oa Southern African Journal of Anaesthesia and Analgesia - Emergency Caesarean section in a patient with known sickle-cell disease and myasthenia gravis : case study

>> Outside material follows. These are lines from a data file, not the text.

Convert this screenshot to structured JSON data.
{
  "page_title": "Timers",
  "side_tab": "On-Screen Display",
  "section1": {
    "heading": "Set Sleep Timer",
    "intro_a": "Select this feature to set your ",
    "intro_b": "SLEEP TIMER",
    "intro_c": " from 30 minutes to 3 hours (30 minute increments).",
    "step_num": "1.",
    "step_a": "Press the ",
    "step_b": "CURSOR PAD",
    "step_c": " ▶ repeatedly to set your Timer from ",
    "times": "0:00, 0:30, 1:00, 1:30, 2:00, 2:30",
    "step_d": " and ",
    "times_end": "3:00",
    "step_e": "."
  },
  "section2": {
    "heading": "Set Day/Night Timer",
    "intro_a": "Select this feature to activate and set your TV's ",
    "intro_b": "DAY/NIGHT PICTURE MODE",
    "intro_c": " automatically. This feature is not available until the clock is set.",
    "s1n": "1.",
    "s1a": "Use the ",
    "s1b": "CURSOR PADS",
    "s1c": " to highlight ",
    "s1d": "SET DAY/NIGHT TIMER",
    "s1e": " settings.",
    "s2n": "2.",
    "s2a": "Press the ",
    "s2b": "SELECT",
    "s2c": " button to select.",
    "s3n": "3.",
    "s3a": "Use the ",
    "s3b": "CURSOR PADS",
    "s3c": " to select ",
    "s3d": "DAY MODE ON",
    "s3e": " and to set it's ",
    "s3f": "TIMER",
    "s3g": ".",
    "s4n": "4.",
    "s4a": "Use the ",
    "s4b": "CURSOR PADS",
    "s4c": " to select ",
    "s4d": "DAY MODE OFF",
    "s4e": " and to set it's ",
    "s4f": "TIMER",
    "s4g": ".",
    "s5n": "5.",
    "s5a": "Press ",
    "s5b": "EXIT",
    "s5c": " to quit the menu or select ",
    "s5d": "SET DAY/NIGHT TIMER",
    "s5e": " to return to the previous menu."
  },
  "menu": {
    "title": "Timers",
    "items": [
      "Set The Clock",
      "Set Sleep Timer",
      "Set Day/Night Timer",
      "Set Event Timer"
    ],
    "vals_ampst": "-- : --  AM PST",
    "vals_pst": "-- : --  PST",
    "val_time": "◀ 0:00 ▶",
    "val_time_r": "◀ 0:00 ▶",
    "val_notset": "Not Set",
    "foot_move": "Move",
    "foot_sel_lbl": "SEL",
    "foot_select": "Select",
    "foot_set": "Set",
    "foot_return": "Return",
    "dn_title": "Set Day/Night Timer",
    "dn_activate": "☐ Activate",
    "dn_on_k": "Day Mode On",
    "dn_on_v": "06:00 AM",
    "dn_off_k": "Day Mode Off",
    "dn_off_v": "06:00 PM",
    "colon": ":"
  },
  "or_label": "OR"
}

A 33-year-old patient with known sickle-cell disease (SS) booked for antenatal care at the Lagos University Teaching Hospital at six weeks gestational age. She had been diagnosed with myasthenia gravis three years prior to presentation and placed on oral anticholinesterase and steroid therapy, but her compliance was poor. She had had an operative delivery six years previously, under a general anaesthesia relaxant technique. It had been complicated by delayed emergence and residual muscle weakness, necessitating postoperative ICU admission for mechanical ventilation. In the index pregnancy, she had an emergency Caesarean section with bilateral tubal ligation under a combined spinal-epidural technique. A level of sensory block of T6 was achieved with 2.8 mL of 0.5% hyperbaric bupivacaine administered intrathecally. Towards the end of surgery, analgesia was supplemented through the epidural catheter with injection of 25 μg fentanyl in 6 mL of 0.25% plain bupivacaine. Supplemental oxygen was administered via a Hudson mask at 4 L/min. A live male baby with Apgar scores of 9 and 10 at one and five minutes, respectively, was delivered. The intraoperative period was uneventful. Postoperatively, she was managed in the high care unit. Postoperative analgesia was achieved via the epidural catheter with 6 mL of 0.125% bupivacaine and 2 μg/mL fentanyl four hourly for 48 hours. Subsequent recovery was uneventful. She was discharged to the postnatal ward on the fourth day postsurgery, and home with her baby 10 days later.
Article metrics loading...